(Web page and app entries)
________________________

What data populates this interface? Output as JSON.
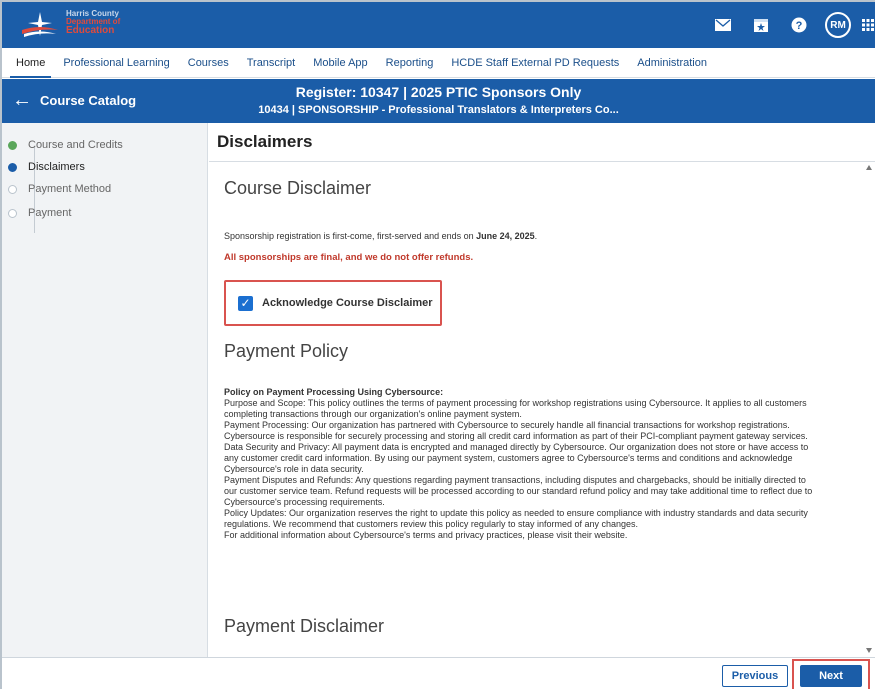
{
  "app": {
    "org_line1": "Harris County",
    "org_line2": "Department of",
    "org_line3": "Education"
  },
  "topbar": {
    "avatar_initials": "RM"
  },
  "nav": {
    "items": [
      "Home",
      "Professional Learning",
      "Courses",
      "Transcript",
      "Mobile App",
      "Reporting",
      "HCDE Staff External PD Requests",
      "Administration"
    ],
    "active": "Home"
  },
  "titlebar": {
    "back_label": "Course Catalog",
    "title": "Register: 10347 | 2025 PTIC Sponsors Only",
    "subtitle": "10434 | SPONSORSHIP - Professional Translators & Interpreters Co..."
  },
  "steps": [
    {
      "label": "Course and Credits",
      "state": "done"
    },
    {
      "label": "Disclaimers",
      "state": "current"
    },
    {
      "label": "Payment Method",
      "state": "pending"
    },
    {
      "label": "Payment",
      "state": "pending"
    }
  ],
  "main": {
    "heading": "Disclaimers",
    "course_disclaimer_title": "Course Disclaimer",
    "course_disclaimer_text_before": "Sponsorship registration is first-come, first-served and ends on ",
    "course_disclaimer_date": "June 24, 2025",
    "course_disclaimer_text_after": ".",
    "refund_warning": "All sponsorships are final, and we do not offer refunds.",
    "acknowledge_label": "Acknowledge Course Disclaimer",
    "acknowledge_checked": true,
    "payment_policy_title": "Payment Policy",
    "policy_heading": "Policy on Payment Processing Using Cybersource:",
    "policy_lines": [
      "Purpose and Scope: This policy outlines the terms of payment processing for workshop registrations using Cybersource. It applies to all customers",
      "completing transactions through our organization's online payment system.",
      "Payment Processing: Our organization has partnered with Cybersource to securely handle all financial transactions for workshop registrations.",
      "Cybersource is responsible for securely processing and storing all credit card information as part of their PCI-compliant payment gateway services.",
      "Data Security and Privacy: All payment data is encrypted and managed directly by Cybersource. Our organization does not store or have access to",
      "any customer credit card information. By using our payment system, customers agree to Cybersource's terms and conditions and acknowledge",
      "Cybersource's role in data security.",
      "Payment Disputes and Refunds: Any questions regarding payment transactions, including disputes and chargebacks, should be initially directed to",
      "our customer service team. Refund requests will be processed according to our standard refund policy and may take additional time to reflect due to",
      "Cybersource's processing requirements.",
      "Policy Updates: Our organization reserves the right to update this policy as needed to ensure compliance with industry standards and data security",
      "regulations. We recommend that customers review this policy regularly to stay informed of any changes.",
      "For additional information about Cybersource's terms and privacy practices, please visit their website."
    ],
    "payment_disclaimer_title": "Payment Disclaimer"
  },
  "footer": {
    "previous_label": "Previous",
    "next_label": "Next"
  },
  "colors": {
    "brand_blue": "#1b5da8",
    "highlight_red": "#d9534f",
    "warning_red": "#c0392b",
    "done_green": "#5aa65a"
  }
}
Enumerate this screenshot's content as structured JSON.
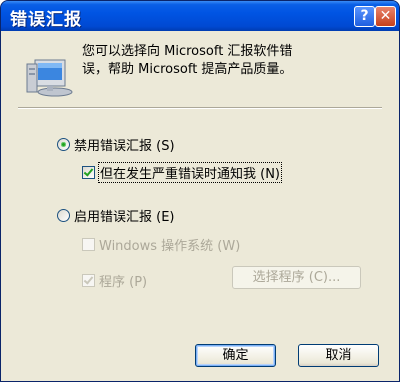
{
  "window": {
    "title": "错误汇报"
  },
  "titlebar_buttons": {
    "help": "?",
    "close": "✕"
  },
  "message": {
    "line1": "您可以选择向 Microsoft 汇报软件错",
    "line2": "误，帮助 Microsoft 提高产品质量。"
  },
  "options": {
    "disable_reporting": {
      "label": "禁用错误汇报 (S)",
      "selected": true
    },
    "notify_critical": {
      "label": "但在发生严重错误时通知我 (N)",
      "checked": true
    },
    "enable_reporting": {
      "label": "启用错误汇报 (E)",
      "selected": false
    },
    "windows_os": {
      "label": "Windows 操作系统 (W)",
      "checked": false,
      "enabled": false
    },
    "programs": {
      "label": "程序 (P)",
      "checked": true,
      "enabled": false
    }
  },
  "buttons": {
    "choose_programs": "选择程序 (C)...",
    "ok": "确定",
    "cancel": "取消"
  },
  "colors": {
    "title_bar": "#0054e3",
    "face": "#ece9d8",
    "radio_dot": "#21a121",
    "disabled_text": "#aca899"
  }
}
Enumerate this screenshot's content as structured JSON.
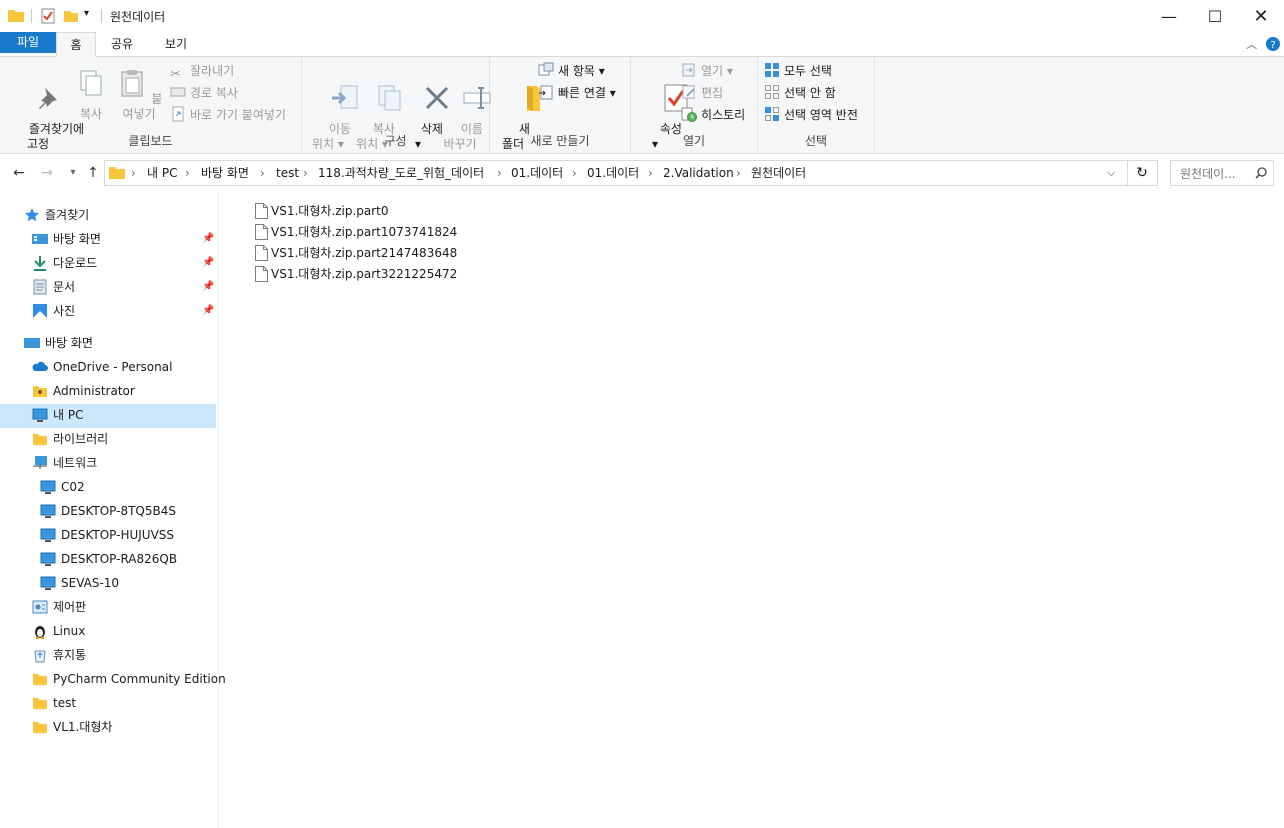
{
  "window": {
    "title": "원천데이터"
  },
  "ribbon_tabs": [
    "파일",
    "홈",
    "공유",
    "보기"
  ],
  "ribbon": {
    "clipboard": {
      "label": "클립보드",
      "pin": "즐겨찾기에\n고정",
      "copy": "복사",
      "paste": "붙여넣기",
      "cut": "잘라내기",
      "copy_path": "경로 복사",
      "paste_shortcut": "바로 가기 붙여넣기"
    },
    "organize": {
      "label": "구성",
      "move_to": "이동\n위치 ▾",
      "copy_to": "복사\n위치 ▾",
      "delete": "삭제\n▾",
      "rename": "이름\n바꾸기"
    },
    "new": {
      "label": "새로 만들기",
      "new_folder": "새\n폴더",
      "new_item": "새 항목 ▾",
      "easy_access": "빠른 연결 ▾"
    },
    "open": {
      "label": "열기",
      "properties": "속성\n▾",
      "open": "열기 ▾",
      "edit": "편집",
      "history": "히스토리"
    },
    "select": {
      "label": "선택",
      "select_all": "모두 선택",
      "select_none": "선택 안 함",
      "invert": "선택 영역 반전"
    }
  },
  "address": {
    "breadcrumbs": [
      "내 PC",
      "바탕 화면",
      "test",
      "118.과적차량_도로_위험_데이터",
      "01.데이터",
      "01.데이터",
      "2.Validation",
      "원천데이터"
    ],
    "search_placeholder": "원천데이..."
  },
  "nav": {
    "quick_access": "즐겨찾기",
    "quick_items": [
      "바탕 화면",
      "다운로드",
      "문서",
      "사진"
    ],
    "desktop": "바탕 화면",
    "desktop_items": [
      "OneDrive - Personal",
      "Administrator",
      "내 PC",
      "라이브러리",
      "네트워크"
    ],
    "network_items": [
      "C02",
      "DESKTOP-8TQ5B4S",
      "DESKTOP-HUJUVSS",
      "DESKTOP-RA826QB",
      "SEVAS-10"
    ],
    "other_items": [
      "제어판",
      "Linux",
      "휴지통",
      "PyCharm Community Edition",
      "test",
      "VL1.대형차"
    ],
    "selected": "내 PC"
  },
  "files": [
    "VS1.대형차.zip.part0",
    "VS1.대형차.zip.part1073741824",
    "VS1.대형차.zip.part2147483648",
    "VS1.대형차.zip.part3221225472"
  ],
  "colors": {
    "accent": "#1979ca",
    "selection": "#cce8ff",
    "folder": "#f8c63d"
  }
}
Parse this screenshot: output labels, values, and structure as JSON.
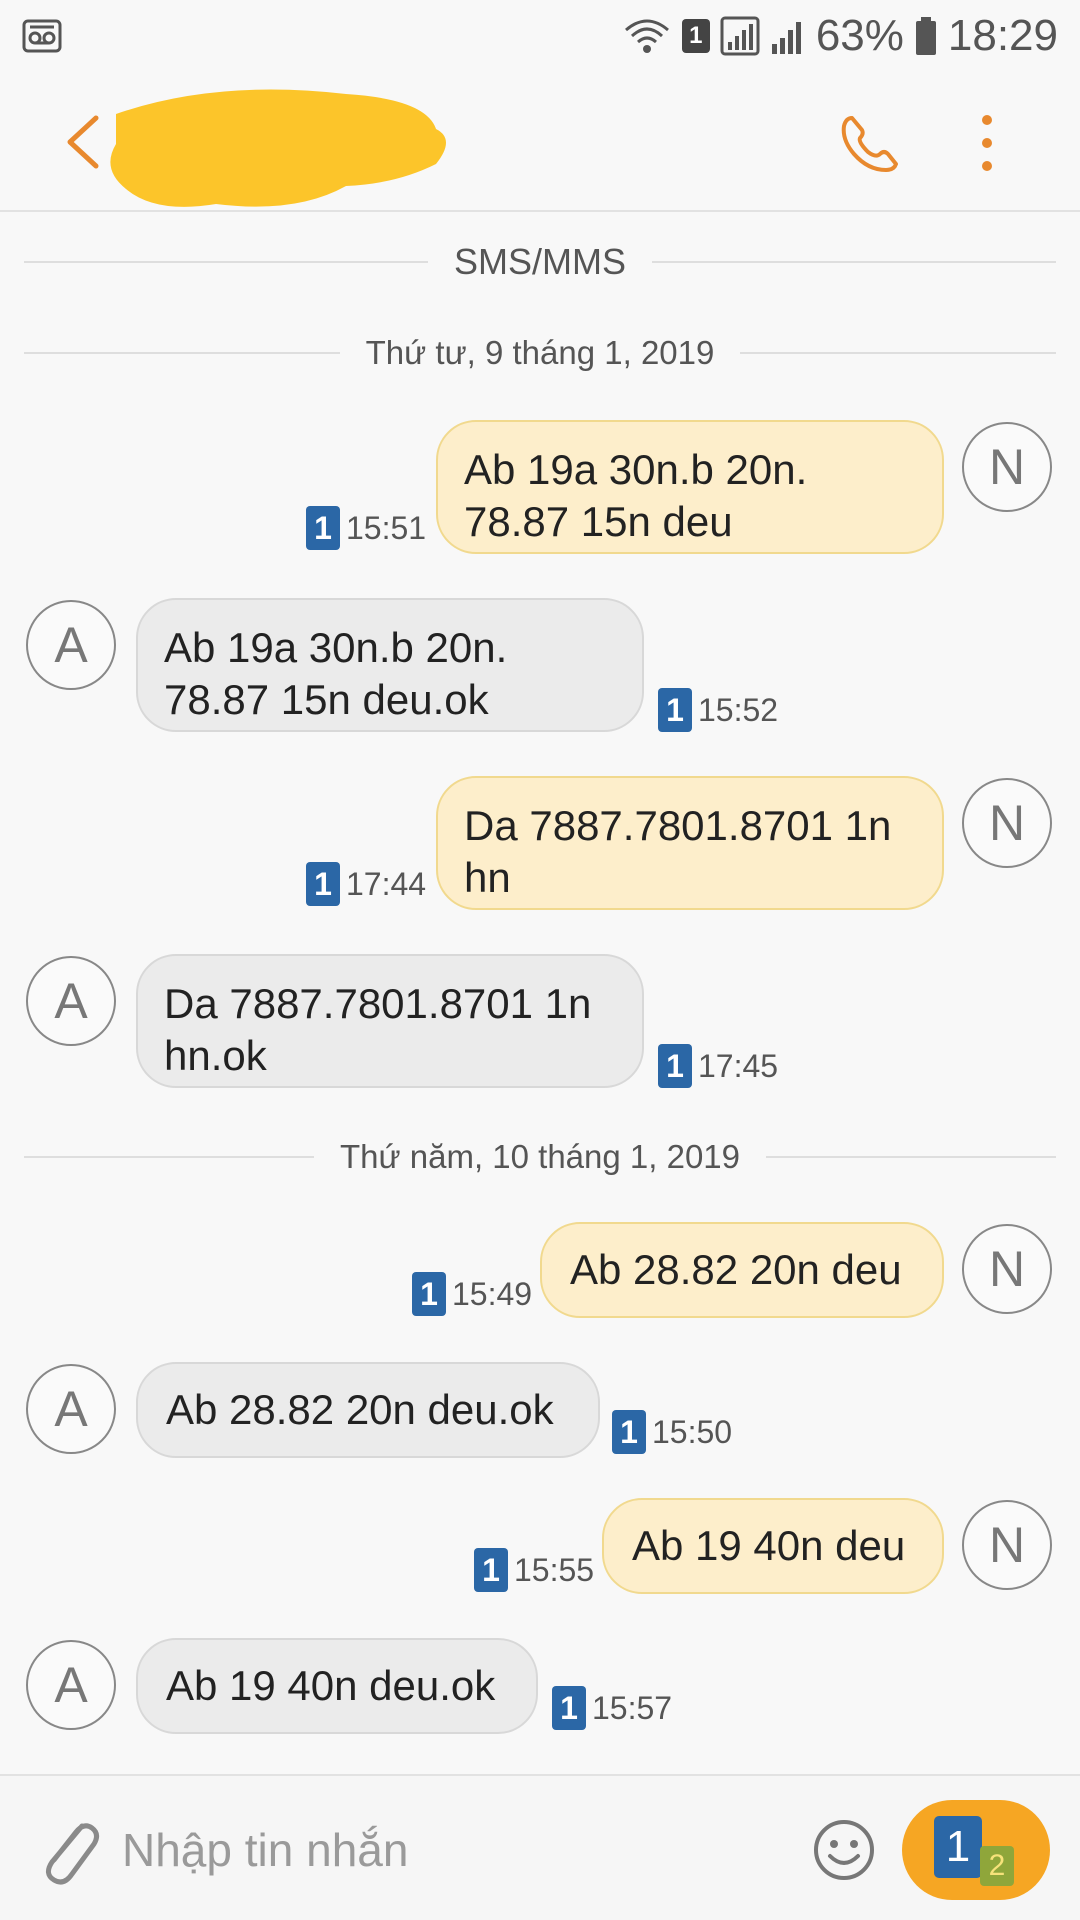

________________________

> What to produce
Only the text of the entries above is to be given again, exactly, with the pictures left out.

> Solution for this exercise
What data populates this interface? Output as JSON.
{
  "app": {
    "org_line1": "Harris County",
    "org_line2": "Department of",
    "org_line3": "Education"
  },
  "topbar": {
    "avatar_initials": "RM"
  },
  "nav": {
    "items": [
      "Home",
      "Professional Learning",
      "Courses",
      "Transcript",
      "Mobile App",
      "Reporting",
      "HCDE Staff External PD Requests",
      "Administration"
    ],
    "active": "Home"
  },
  "titlebar": {
    "back_label": "Course Catalog",
    "title": "Register: 10347 | 2025 PTIC Sponsors Only",
    "subtitle": "10434 | SPONSORSHIP - Professional Translators & Interpreters Co..."
  },
  "steps": [
    {
      "label": "Course and Credits",
      "state": "done"
    },
    {
      "label": "Disclaimers",
      "state": "current"
    },
    {
      "label": "Payment Method",
      "state": "pending"
    },
    {
      "label": "Payment",
      "state": "pending"
    }
  ],
  "main": {
    "heading": "Disclaimers",
    "course_disclaimer_title": "Course Disclaimer",
    "course_disclaimer_text_before": "Sponsorship registration is first-come, first-served and ends on ",
    "course_disclaimer_date": "June 24, 2025",
    "course_disclaimer_text_after": ".",
    "refund_warning": "All sponsorships are final, and we do not offer refunds.",
    "acknowledge_label": "Acknowledge Course Disclaimer",
    "acknowledge_checked": true,
    "payment_policy_title": "Payment Policy",
    "policy_heading": "Policy on Payment Processing Using Cybersource:",
    "policy_lines": [
      "Purpose and Scope: This policy outlines the terms of payment processing for workshop registrations using Cybersource. It applies to all customers",
      "completing transactions through our organization's online payment system.",
      "Payment Processing: Our organization has partnered with Cybersource to securely handle all financial transactions for workshop registrations.",
      "Cybersource is responsible for securely processing and storing all credit card information as part of their PCI-compliant payment gateway services.",
      "Data Security and Privacy: All payment data is encrypted and managed directly by Cybersource. Our organization does not store or have access to",
      "any customer credit card information. By using our payment system, customers agree to Cybersource's terms and conditions and acknowledge",
      "Cybersource's role in data security.",
      "Payment Disputes and Refunds: Any questions regarding payment transactions, including disputes and chargebacks, should be initially directed to",
      "our customer service team. Refund requests will be processed according to our standard refund policy and may take additional time to reflect due to",
      "Cybersource's processing requirements.",
      "Policy Updates: Our organization reserves the right to update this policy as needed to ensure compliance with industry standards and data security",
      "regulations. We recommend that customers review this policy regularly to stay informed of any changes.",
      "For additional information about Cybersource's terms and privacy practices, please visit their website."
    ],
    "payment_disclaimer_title": "Payment Disclaimer"
  },
  "footer": {
    "previous_label": "Previous",
    "next_label": "Next"
  },
  "colors": {
    "brand_blue": "#1b5da8",
    "highlight_red": "#d9534f",
    "warning_red": "#c0392b",
    "done_green": "#5aa65a"
  }
}
Enumerate this screenshot's content as structured JSON.
{
  "window": {
    "title": "错误汇报"
  },
  "titlebar_buttons": {
    "help": "?",
    "close": "✕"
  },
  "message": {
    "line1": "您可以选择向 Microsoft 汇报软件错",
    "line2": "误，帮助 Microsoft 提高产品质量。"
  },
  "options": {
    "disable_reporting": {
      "label": "禁用错误汇报 (S)",
      "selected": true
    },
    "notify_critical": {
      "label": "但在发生严重错误时通知我 (N)",
      "checked": true
    },
    "enable_reporting": {
      "label": "启用错误汇报 (E)",
      "selected": false
    },
    "windows_os": {
      "label": "Windows 操作系统 (W)",
      "checked": false,
      "enabled": false
    },
    "programs": {
      "label": "程序 (P)",
      "checked": true,
      "enabled": false
    }
  },
  "buttons": {
    "choose_programs": "选择程序 (C)...",
    "ok": "确定",
    "cancel": "取消"
  },
  "colors": {
    "title_bar": "#0054e3",
    "face": "#ece9d8",
    "radio_dot": "#21a121",
    "disabled_text": "#aca899"
  }
}
Enumerate this screenshot's content as structured JSON.
{
  "window": {
    "title": "원천데이터"
  },
  "ribbon_tabs": [
    "파일",
    "홈",
    "공유",
    "보기"
  ],
  "ribbon": {
    "clipboard": {
      "label": "클립보드",
      "pin": "즐겨찾기에\n고정",
      "copy": "복사",
      "paste": "붙여넣기",
      "cut": "잘라내기",
      "copy_path": "경로 복사",
      "paste_shortcut": "바로 가기 붙여넣기"
    },
    "organize": {
      "label": "구성",
      "move_to": "이동\n위치 ▾",
      "copy_to": "복사\n위치 ▾",
      "delete": "삭제\n▾",
      "rename": "이름\n바꾸기"
    },
    "new": {
      "label": "새로 만들기",
      "new_folder": "새\n폴더",
      "new_item": "새 항목 ▾",
      "easy_access": "빠른 연결 ▾"
    },
    "open": {
      "label": "열기",
      "properties": "속성\n▾",
      "open": "열기 ▾",
      "edit": "편집",
      "history": "히스토리"
    },
    "select": {
      "label": "선택",
      "select_all": "모두 선택",
      "select_none": "선택 안 함",
      "invert": "선택 영역 반전"
    }
  },
  "address": {
    "breadcrumbs": [
      "내 PC",
      "바탕 화면",
      "test",
      "118.과적차량_도로_위험_데이터",
      "01.데이터",
      "01.데이터",
      "2.Validation",
      "원천데이터"
    ],
    "search_placeholder": "원천데이..."
  },
  "nav": {
    "quick_access": "즐겨찾기",
    "quick_items": [
      "바탕 화면",
      "다운로드",
      "문서",
      "사진"
    ],
    "desktop": "바탕 화면",
    "desktop_items": [
      "OneDrive - Personal",
      "Administrator",
      "내 PC",
      "라이브러리",
      "네트워크"
    ],
    "network_items": [
      "C02",
      "DESKTOP-8TQ5B4S",
      "DESKTOP-HUJUVSS",
      "DESKTOP-RA826QB",
      "SEVAS-10"
    ],
    "other_items": [
      "제어판",
      "Linux",
      "휴지통",
      "PyCharm Community Edition",
      "test",
      "VL1.대형차"
    ],
    "selected": "내 PC"
  },
  "files": [
    "VS1.대형차.zip.part0",
    "VS1.대형차.zip.part1073741824",
    "VS1.대형차.zip.part2147483648",
    "VS1.대형차.zip.part3221225472"
  ],
  "colors": {
    "accent": "#1979ca",
    "selection": "#cce8ff",
    "folder": "#f8c63d"
  }
}
Parse this screenshot: output labels, values, and structure as JSON.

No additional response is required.